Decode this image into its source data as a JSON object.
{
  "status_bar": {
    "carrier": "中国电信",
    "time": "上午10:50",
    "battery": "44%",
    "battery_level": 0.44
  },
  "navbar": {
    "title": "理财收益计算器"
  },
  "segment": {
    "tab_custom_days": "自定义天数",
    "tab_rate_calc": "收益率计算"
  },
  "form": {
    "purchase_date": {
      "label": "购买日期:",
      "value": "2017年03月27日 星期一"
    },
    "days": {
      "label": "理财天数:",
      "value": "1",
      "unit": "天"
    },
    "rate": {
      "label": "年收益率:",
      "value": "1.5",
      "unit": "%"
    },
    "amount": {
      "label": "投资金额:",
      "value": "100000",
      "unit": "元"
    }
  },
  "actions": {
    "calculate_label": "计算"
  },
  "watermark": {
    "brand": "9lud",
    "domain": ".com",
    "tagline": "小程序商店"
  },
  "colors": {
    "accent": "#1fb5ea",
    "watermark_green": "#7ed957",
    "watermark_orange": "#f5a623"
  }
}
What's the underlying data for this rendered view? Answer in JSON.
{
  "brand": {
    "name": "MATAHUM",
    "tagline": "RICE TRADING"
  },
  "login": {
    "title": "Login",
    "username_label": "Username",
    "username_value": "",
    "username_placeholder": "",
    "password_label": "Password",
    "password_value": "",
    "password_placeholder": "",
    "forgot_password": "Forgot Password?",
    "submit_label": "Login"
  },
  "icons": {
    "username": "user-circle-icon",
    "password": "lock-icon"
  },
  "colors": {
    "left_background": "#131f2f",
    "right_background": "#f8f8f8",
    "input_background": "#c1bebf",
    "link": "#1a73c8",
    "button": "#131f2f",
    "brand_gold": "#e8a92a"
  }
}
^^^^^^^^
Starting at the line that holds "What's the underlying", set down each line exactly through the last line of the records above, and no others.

What's the underlying data for this rendered view? Answer in JSON.
{
  "brand": {
    "name": "MATAHUM",
    "tagline": "RICE TRADING"
  },
  "login": {
    "title": "Login",
    "username_label": "Username",
    "username_value": "",
    "username_placeholder": "",
    "password_label": "Password",
    "password_value": "",
    "password_placeholder": "",
    "forgot_password": "Forgot Password?",
    "submit_label": "Login"
  },
  "icons": {
    "username": "user-circle-icon",
    "password": "lock-icon"
  },
  "colors": {
    "left_background": "#131f2f",
    "right_background": "#f8f8f8",
    "input_background": "#c1bebf",
    "link": "#1a73c8",
    "button": "#131f2f",
    "brand_gold": "#e8a92a"
  }
}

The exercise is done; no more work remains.